The app has been under scrutiny recently as the White House threatened to ban TikTok completely across the US.
It’s already been banned in the US House of Representatives, and on all UK government devices, over concerns about its parent company ByteDance.
Executives within that firm have been accused of having links to the Chinese Communist party, prompting global government’s worries about cybersecurity.
This has raised concerns about what data TikTok could share, and triggered questions about Beijing’s ability to “spy” on other nations.
Meanwhile, the safety of young TikTok users has also been scrutinised.
But, on Thursday, it was not CEO Shou Zi Chew who was torn apart online in response, but the US representatives on the House Committee on energy and commerce putting him under the spotlight.
While a TikTok spokesperson later said it was a game of “political grandstanding” from Democrats and Republicans, online critics also accused the board of having little tech know-how – and criticised the way it handled the hearing altogether…
Here are the top five uncomfortable moments which everyone is talking about.
1. Wi-Fi comment leads to a disconnect…
Representative Richard Hudson asked: “Does TikTok access the home Wi-Fi network?”
After an awkward pause, Chew replied: “Only if the user turns on the Wi-Fi, I’m sorry, I may not understand the…”
“So if I have the TikTok app on my phone and my phone is on my home Wi-Fi network, does TikTok access that network?” The congressman cut in.
As Chew explained, that’s how the app will access the internet – only for the politician to ask if TikTok could then (mysteriously) access other devices on the same network.
“Congressman, we do not do anything that is beyond any industry norms. I believe the answer to your question is no, let me get back to you,” Chew said, looking slightly bewildered.
2. Chew gets cut off
TikTok users repeatedly pointed out like Chew was either interrupted or not allowed to respond a fair few times to comments from US Representatives.

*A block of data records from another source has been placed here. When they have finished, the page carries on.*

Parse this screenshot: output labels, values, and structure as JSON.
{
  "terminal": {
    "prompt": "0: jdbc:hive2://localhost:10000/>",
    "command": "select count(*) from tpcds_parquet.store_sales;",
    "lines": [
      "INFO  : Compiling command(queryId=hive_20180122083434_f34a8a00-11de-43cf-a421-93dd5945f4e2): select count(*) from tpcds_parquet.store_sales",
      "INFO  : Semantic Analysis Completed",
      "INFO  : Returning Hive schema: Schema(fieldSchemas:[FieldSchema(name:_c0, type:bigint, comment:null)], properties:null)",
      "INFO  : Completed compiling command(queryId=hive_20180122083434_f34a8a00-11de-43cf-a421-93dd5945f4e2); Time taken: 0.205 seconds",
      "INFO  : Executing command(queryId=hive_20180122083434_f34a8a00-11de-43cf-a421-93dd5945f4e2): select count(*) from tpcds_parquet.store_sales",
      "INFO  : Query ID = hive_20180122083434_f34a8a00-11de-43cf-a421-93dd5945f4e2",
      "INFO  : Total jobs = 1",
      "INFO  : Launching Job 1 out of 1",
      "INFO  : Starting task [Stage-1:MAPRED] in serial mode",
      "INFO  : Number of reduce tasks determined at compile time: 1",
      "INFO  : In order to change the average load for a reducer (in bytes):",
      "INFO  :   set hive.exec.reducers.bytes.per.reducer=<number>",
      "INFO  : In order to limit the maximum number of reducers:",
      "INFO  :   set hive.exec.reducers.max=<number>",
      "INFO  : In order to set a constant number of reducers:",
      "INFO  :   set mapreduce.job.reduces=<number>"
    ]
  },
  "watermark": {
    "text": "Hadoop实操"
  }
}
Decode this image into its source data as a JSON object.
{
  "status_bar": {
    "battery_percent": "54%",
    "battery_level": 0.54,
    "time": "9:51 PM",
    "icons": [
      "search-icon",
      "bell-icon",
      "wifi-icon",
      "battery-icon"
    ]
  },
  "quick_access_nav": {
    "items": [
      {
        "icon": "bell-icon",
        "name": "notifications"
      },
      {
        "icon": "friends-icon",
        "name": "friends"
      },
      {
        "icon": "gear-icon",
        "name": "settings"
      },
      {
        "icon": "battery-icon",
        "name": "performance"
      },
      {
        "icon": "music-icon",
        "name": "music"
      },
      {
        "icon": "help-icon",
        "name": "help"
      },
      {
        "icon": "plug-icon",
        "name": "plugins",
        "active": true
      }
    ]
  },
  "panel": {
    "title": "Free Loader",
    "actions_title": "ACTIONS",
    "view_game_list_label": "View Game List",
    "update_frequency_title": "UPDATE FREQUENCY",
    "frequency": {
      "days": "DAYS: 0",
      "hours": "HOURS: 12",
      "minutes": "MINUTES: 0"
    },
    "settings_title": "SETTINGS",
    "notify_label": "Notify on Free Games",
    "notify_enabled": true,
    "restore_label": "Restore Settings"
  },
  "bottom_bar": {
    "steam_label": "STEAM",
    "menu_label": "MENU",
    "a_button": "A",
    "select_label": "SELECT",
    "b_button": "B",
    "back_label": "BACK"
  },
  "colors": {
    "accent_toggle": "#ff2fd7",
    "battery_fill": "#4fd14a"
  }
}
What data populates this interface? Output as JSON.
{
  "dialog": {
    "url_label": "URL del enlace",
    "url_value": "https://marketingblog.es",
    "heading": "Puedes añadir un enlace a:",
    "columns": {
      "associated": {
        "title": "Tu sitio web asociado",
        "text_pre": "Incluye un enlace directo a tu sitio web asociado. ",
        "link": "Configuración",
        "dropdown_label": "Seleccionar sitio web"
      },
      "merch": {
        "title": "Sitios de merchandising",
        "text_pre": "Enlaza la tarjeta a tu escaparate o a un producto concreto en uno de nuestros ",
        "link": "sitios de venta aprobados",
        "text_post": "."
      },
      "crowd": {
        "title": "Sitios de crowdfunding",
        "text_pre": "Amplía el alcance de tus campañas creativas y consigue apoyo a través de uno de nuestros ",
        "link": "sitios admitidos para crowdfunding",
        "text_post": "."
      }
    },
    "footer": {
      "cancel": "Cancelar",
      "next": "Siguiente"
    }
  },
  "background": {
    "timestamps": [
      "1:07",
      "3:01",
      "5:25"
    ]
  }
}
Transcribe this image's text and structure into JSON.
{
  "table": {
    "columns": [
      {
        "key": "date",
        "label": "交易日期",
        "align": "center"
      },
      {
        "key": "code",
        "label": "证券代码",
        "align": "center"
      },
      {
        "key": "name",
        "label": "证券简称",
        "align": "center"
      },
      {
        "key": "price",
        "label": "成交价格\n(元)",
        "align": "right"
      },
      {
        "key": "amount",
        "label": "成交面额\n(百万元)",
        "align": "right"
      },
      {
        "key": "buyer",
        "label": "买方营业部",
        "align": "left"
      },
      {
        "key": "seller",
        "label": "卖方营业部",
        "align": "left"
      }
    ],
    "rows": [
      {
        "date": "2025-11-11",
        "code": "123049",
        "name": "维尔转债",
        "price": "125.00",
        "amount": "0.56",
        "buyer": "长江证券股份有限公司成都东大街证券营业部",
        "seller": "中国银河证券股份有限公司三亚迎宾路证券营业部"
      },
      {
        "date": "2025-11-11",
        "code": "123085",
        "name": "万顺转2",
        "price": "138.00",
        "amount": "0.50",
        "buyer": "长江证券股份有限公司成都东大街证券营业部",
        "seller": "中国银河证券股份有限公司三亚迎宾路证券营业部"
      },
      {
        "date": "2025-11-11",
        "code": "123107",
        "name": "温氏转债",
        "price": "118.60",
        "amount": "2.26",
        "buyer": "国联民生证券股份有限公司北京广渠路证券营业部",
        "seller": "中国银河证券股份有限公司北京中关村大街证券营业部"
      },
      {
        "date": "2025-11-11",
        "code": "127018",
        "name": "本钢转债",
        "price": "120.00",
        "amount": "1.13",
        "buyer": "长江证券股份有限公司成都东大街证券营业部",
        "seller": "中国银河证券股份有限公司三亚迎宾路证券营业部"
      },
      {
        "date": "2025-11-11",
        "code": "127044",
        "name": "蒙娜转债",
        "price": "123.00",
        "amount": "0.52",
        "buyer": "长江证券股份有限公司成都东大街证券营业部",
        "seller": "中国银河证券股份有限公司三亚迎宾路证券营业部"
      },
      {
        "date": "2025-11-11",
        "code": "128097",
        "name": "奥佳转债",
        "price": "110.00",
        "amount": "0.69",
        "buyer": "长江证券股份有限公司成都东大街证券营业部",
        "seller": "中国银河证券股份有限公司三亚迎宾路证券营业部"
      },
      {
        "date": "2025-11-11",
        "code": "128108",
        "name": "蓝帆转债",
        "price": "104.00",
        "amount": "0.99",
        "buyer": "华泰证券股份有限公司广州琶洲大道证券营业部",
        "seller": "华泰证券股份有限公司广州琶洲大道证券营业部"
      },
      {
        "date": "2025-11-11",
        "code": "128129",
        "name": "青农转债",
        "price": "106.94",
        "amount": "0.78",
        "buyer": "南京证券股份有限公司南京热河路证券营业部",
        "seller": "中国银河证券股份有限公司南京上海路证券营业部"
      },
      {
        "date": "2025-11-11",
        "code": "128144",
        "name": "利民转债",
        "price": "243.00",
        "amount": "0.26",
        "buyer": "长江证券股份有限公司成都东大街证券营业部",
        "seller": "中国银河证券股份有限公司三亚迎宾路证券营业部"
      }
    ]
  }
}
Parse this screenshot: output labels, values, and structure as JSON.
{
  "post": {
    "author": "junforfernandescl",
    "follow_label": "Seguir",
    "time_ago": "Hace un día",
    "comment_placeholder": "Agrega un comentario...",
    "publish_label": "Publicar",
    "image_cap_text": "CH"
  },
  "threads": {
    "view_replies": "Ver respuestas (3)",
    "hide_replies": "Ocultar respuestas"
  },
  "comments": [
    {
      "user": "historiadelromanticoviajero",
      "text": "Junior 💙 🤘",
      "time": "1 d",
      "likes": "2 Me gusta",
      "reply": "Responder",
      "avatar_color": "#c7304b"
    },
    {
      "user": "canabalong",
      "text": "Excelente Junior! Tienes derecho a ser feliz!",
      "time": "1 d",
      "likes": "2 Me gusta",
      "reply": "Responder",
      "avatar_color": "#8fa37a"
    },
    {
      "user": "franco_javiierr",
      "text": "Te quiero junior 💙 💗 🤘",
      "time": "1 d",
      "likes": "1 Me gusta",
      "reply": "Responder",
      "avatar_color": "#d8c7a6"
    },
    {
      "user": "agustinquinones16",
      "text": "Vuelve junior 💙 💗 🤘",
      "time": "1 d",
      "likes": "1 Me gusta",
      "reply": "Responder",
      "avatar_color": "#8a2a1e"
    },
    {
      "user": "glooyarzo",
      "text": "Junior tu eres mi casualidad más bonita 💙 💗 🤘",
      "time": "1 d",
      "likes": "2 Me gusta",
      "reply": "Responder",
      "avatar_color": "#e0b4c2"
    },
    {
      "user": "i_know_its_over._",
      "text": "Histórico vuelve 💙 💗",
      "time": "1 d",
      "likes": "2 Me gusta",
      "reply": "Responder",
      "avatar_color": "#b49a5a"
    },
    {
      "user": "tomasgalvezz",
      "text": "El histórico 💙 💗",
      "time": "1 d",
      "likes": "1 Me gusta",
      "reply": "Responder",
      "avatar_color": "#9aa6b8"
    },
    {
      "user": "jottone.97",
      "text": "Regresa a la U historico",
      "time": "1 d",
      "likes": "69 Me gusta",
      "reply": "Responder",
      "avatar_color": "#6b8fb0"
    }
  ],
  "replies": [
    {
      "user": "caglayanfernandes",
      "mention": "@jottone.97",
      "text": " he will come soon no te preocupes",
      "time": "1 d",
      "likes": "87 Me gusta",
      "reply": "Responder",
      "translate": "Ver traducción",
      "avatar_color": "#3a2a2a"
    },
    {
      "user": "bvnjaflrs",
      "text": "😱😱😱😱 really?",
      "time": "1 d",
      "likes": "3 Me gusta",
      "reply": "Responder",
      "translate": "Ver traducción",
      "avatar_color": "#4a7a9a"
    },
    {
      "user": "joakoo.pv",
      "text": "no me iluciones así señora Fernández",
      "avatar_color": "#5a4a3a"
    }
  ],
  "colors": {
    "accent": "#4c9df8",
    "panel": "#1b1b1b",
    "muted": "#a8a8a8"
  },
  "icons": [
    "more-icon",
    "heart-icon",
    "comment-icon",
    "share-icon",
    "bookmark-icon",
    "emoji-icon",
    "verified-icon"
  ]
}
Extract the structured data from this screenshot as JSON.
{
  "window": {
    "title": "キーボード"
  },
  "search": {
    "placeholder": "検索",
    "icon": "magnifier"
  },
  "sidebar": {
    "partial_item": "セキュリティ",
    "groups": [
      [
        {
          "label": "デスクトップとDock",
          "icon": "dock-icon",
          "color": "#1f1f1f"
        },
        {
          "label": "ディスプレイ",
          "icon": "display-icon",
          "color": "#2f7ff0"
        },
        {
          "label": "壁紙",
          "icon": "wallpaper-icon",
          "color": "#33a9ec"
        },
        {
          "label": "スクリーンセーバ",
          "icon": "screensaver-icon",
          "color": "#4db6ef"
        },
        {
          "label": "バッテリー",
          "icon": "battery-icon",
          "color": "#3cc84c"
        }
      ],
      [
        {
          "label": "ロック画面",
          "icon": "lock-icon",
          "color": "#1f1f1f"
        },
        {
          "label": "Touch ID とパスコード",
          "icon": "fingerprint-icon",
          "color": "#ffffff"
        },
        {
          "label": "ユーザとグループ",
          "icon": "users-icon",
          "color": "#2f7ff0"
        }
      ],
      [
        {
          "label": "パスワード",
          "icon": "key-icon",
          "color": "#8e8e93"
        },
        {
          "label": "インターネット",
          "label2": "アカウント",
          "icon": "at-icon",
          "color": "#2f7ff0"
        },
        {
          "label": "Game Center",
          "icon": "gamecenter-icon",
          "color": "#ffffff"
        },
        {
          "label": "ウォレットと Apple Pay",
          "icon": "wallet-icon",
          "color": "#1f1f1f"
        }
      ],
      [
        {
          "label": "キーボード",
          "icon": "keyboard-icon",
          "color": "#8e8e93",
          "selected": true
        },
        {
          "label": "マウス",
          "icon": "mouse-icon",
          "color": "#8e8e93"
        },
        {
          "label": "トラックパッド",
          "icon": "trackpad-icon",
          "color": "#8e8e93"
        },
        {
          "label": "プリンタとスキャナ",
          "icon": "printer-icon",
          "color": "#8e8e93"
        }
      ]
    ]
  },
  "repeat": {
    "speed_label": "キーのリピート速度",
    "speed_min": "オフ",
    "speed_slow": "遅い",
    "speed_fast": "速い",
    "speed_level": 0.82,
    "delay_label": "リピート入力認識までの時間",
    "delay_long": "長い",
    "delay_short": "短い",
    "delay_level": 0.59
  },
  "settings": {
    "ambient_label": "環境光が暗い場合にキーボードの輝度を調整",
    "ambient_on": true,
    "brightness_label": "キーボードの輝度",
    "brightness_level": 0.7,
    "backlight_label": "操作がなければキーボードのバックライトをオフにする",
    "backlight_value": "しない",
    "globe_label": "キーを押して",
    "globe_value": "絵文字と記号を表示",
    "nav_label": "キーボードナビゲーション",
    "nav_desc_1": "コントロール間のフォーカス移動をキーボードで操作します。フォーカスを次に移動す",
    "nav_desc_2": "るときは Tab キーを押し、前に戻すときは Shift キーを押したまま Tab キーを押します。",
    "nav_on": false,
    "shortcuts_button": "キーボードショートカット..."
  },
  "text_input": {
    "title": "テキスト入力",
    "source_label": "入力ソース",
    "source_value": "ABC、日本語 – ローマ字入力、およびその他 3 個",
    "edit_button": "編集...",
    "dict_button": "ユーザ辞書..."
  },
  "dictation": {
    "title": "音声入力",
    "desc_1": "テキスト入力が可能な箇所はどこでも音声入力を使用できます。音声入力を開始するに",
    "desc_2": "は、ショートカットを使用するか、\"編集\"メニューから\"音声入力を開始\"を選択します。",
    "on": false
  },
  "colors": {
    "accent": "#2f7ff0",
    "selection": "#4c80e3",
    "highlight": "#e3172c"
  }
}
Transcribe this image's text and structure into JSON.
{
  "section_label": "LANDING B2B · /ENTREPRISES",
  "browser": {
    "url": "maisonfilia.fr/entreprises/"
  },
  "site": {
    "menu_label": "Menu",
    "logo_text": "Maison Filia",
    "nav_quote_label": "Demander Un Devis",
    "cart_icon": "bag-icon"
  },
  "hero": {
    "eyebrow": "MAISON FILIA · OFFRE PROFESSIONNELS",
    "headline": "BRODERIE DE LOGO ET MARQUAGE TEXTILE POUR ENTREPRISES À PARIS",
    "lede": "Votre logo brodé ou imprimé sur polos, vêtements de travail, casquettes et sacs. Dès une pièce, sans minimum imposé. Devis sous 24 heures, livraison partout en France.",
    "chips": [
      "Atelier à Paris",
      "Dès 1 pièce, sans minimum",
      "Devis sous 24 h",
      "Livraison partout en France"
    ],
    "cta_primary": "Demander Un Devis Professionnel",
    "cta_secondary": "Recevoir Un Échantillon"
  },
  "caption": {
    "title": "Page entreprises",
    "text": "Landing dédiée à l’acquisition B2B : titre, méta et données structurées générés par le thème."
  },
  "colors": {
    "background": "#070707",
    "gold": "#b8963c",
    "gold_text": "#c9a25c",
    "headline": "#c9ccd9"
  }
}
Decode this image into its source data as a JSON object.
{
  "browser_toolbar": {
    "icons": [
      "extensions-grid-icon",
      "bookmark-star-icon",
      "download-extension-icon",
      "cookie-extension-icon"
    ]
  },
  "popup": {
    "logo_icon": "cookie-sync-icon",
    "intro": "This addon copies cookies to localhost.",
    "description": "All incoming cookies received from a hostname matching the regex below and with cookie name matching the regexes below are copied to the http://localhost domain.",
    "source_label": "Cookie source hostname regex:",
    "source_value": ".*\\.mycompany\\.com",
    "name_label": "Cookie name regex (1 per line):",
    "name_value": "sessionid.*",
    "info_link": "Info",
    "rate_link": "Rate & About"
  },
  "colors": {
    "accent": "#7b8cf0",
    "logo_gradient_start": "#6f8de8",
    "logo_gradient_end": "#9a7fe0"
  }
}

A TikTok spokesperson also claimed that he was often cut off, telling Business Insider: “He came prepared to answer their questions and, unfortunately, with few exceptions wasn’t given the opportunity to do so.”
He was asked complex questions and told to respond with “yes or no” on a fair few occasions too.
3. A case of crossed wires?
Representative Dan Crenshaw claimed that Chinese citizens must co-operate with Chinese intelligence and if they are called upon, they are bound to secrecy.
“That would include you,” Crenshaw said. “So if the CCP [China Communist Party] tells ByteDance to turn over Al data that TikTok has collected inside the US, even within Project Texas, do they have to do so, according to Chinese law?”
Chew replied: “Congressman, first, I’m Singaporean.”
“That’s fine,” Crenshaw quickly responded. “But there are employees of yours – and ByteDance is in China.”
Chew said he was aware of such concerns.
4. Facial recognition got a mention
Representative Earl Carter asked if TikTok uses the phone’s camera to look at… eye dilation.
Chew replied: “The only face data that we collect is when you use the filters to have, say sunglasses on your face, we need to know where your eyes are.”
Carter interrupted: “Why do not need to know where the eyes are, if you’re not seeing if they’re dilated?”
Chew ignored this, and said: ”That data is stored on your local device and deleted after use.”
Carter said he “found this hard to believe”, and asked how TikTok determines how old its users are without looking at their eyes…
Chew said the app asks users to say their age, and looks at the public videos the users posts to see if it corresponds with the age they said.
5. And, of course, Facebook and Cambridge Analytica also popped up…
Chew was asked if TikTok would divest from ByteDance, and replied: “I don’t think ownership is the issue here.
“With a lot of respect, American social companies don’t have a good track record with data privacy and user security. I mean, look at Facebook and Cambridge Analytica – just one example.”
That is a reference to the retrieval of Facebook users’ data without their consent, which hit headlines when was exposed back in 2018.
Chew also claimed that the app “doesn’t collect more data than any other social media company out there”.